# [REQUIRED WORK]
A set of records appears below. Print them all, word for word.

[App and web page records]
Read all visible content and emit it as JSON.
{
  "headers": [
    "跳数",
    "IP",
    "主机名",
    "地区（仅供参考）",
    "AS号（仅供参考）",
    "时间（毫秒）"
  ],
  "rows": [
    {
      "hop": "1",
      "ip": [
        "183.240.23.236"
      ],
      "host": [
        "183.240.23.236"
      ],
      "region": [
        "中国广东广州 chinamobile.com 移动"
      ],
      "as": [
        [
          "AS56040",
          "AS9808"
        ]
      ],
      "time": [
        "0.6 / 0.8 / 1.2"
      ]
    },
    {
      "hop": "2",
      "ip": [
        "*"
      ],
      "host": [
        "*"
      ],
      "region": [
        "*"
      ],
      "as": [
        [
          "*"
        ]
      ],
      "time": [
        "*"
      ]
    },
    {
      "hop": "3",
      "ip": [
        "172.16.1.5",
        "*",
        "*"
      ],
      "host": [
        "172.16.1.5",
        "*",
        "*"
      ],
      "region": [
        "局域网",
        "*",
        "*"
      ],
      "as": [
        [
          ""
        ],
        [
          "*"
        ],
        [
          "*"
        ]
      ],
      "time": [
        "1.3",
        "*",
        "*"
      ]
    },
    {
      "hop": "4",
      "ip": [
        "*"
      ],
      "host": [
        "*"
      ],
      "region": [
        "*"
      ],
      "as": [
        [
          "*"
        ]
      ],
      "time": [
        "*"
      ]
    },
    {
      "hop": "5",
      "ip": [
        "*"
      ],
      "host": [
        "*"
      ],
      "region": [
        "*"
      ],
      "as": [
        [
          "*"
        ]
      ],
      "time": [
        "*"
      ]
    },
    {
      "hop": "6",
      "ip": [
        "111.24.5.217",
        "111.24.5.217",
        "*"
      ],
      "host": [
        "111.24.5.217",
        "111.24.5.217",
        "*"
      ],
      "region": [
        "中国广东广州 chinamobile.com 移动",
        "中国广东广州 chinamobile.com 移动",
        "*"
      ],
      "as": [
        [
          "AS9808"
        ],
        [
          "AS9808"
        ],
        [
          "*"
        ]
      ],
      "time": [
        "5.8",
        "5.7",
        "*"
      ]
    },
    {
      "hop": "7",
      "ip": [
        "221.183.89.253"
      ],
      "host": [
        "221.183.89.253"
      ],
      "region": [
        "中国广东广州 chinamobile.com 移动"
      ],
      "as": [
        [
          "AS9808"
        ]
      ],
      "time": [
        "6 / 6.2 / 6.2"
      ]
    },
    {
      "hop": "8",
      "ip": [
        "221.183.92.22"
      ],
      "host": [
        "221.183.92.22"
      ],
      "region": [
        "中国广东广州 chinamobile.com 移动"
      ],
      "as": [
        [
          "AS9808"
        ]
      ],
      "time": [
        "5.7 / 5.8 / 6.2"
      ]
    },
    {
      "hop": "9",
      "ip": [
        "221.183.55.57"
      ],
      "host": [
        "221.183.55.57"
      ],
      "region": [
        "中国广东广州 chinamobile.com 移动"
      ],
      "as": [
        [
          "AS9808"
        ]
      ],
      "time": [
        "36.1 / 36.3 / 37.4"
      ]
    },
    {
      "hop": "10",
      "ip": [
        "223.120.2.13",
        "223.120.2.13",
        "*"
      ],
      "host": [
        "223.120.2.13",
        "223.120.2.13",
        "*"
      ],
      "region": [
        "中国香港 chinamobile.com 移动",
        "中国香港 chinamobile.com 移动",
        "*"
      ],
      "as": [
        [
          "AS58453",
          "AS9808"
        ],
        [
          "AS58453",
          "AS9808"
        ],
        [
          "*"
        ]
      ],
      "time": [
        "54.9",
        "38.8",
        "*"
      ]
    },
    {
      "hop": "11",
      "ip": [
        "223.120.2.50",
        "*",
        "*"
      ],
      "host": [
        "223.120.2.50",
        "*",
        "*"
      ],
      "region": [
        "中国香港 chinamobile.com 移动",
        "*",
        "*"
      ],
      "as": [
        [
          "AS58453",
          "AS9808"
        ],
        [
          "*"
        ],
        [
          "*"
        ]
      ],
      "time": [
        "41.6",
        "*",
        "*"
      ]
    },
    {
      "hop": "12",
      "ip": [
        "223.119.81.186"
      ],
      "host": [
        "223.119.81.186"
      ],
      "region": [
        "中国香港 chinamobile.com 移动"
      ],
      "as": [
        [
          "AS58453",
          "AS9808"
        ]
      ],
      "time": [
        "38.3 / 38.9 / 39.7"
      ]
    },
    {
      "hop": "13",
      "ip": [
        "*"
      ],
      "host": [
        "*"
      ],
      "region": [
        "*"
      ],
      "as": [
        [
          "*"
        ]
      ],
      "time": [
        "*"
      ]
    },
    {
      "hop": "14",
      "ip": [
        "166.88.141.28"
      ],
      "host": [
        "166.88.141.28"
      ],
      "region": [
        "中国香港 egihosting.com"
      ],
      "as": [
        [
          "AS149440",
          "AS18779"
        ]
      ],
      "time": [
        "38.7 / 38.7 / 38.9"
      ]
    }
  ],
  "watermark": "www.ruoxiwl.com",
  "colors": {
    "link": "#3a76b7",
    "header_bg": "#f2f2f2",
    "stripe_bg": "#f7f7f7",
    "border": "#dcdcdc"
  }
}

# [COMPLETED TASK]
Read all visible content and emit it as JSON.
{
  "headers": [
    "跳数",
    "IP",
    "主机名",
    "地区（仅供参考）",
    "AS号（仅供参考）",
    "时间（毫秒）"
  ],
  "rows": [
    {
      "hop": "1",
      "ip": [
        "183.240.23.236"
      ],
      "host": [
        "183.240.23.236"
      ],
      "region": [
        "中国广东广州 chinamobile.com 移动"
      ],
      "as": [
        [
          "AS56040",
          "AS9808"
        ]
      ],
      "time": [
        "0.6 / 0.8 / 1.2"
      ]
    },
    {
      "hop": "2",
      "ip": [
        "*"
      ],
      "host": [
        "*"
      ],
      "region": [
        "*"
      ],
      "as": [
        [
          "*"
        ]
      ],
      "time": [
        "*"
      ]
    },
    {
      "hop": "3",
      "ip": [
        "172.16.1.5",
        "*",
        "*"
      ],
      "host": [
        "172.16.1.5",
        "*",
        "*"
      ],
      "region": [
        "局域网",
        "*",
        "*"
      ],
      "as": [
        [
          ""
        ],
        [
          "*"
        ],
        [
          "*"
        ]
      ],
      "time": [
        "1.3",
        "*",
        "*"
      ]
    },
    {
      "hop": "4",
      "ip": [
        "*"
      ],
      "host": [
        "*"
      ],
      "region": [
        "*"
      ],
      "as": [
        [
          "*"
        ]
      ],
      "time": [
        "*"
      ]
    },
    {
      "hop": "5",
      "ip": [
        "*"
      ],
      "host": [
        "*"
      ],
      "region": [
        "*"
      ],
      "as": [
        [
          "*"
        ]
      ],
      "time": [
        "*"
      ]
    },
    {
      "hop": "6",
      "ip": [
        "111.24.5.217",
        "111.24.5.217",
        "*"
      ],
      "host": [
        "111.24.5.217",
        "111.24.5.217",
        "*"
      ],
      "region": [
        "中国广东广州 chinamobile.com 移动",
        "中国广东广州 chinamobile.com 移动",
        "*"
      ],
      "as": [
        [
          "AS9808"
        ],
        [
          "AS9808"
        ],
        [
          "*"
        ]
      ],
      "time": [
        "5.8",
        "5.7",
        "*"
      ]
    },
    {
      "hop": "7",
      "ip": [
        "221.183.89.253"
      ],
      "host": [
        "221.183.89.253"
      ],
      "region": [
        "中国广东广州 chinamobile.com 移动"
      ],
      "as": [
        [
          "AS9808"
        ]
      ],
      "time": [
        "6 / 6.2 / 6.2"
      ]
    },
    {
      "hop": "8",
      "ip": [
        "221.183.92.22"
      ],
      "host": [
        "221.183.92.22"
      ],
      "region": [
        "中国广东广州 chinamobile.com 移动"
      ],
      "as": [
        [
          "AS9808"
        ]
      ],
      "time": [
        "5.7 / 5.8 / 6.2"
      ]
    },
    {
      "hop": "9",
      "ip": [
        "221.183.55.57"
      ],
      "host": [
        "221.183.55.57"
      ],
      "region": [
        "中国广东广州 chinamobile.com 移动"
      ],
      "as": [
        [
          "AS9808"
        ]
      ],
      "time": [
        "36.1 / 36.3 / 37.4"
      ]
    },
    {
      "hop": "10",
      "ip": [
        "223.120.2.13",
        "223.120.2.13",
        "*"
      ],
      "host": [
        "223.120.2.13",
        "223.120.2.13",
        "*"
      ],
      "region": [
        "中国香港 chinamobile.com 移动",
        "中国香港 chinamobile.com 移动",
        "*"
      ],
      "as": [
        [
          "AS58453",
          "AS9808"
        ],
        [
          "AS58453",
          "AS9808"
        ],
        [
          "*"
        ]
      ],
      "time": [
        "54.9",
        "38.8",
        "*"
      ]
    },
    {
      "hop": "11",
      "ip": [
        "223.120.2.50",
        "*",
        "*"
      ],
      "host": [
        "223.120.2.50",
        "*",
        "*"
      ],
      "region": [
        "中国香港 chinamobile.com 移动",
        "*",
        "*"
      ],
      "as": [
        [
          "AS58453",
          "AS9808"
        ],
        [
          "*"
        ],
        [
          "*"
        ]
      ],
      "time": [
        "41.6",
        "*",
        "*"
      ]
    },
    {
      "hop": "12",
      "ip": [
        "223.119.81.186"
      ],
      "host": [
        "223.119.81.186"
      ],
      "region": [
        "中国香港 chinamobile.com 移动"
      ],
      "as": [
        [
          "AS58453",
          "AS9808"
        ]
      ],
      "time": [
        "38.3 / 38.9 / 39.7"
      ]
    },
    {
      "hop": "13",
      "ip": [
        "*"
      ],
      "host": [
        "*"
      ],
      "region": [
        "*"
      ],
      "as": [
        [
          "*"
        ]
      ],
      "time": [
        "*"
      ]
    },
    {
      "hop": "14",
      "ip": [
        "166.88.141.28"
      ],
      "host": [
        "166.88.141.28"
      ],
      "region": [
        "中国香港 egihosting.com"
      ],
      "as": [
        [
          "AS149440",
          "AS18779"
        ]
      ],
      "time": [
        "38.7 / 38.7 / 38.9"
      ]
    }
  ],
  "watermark": "www.ruoxiwl.com",
  "colors": {
    "link": "#3a76b7",
    "header_bg": "#f2f2f2",
    "stripe_bg": "#f7f7f7",
    "border": "#dcdcdc"
  }
}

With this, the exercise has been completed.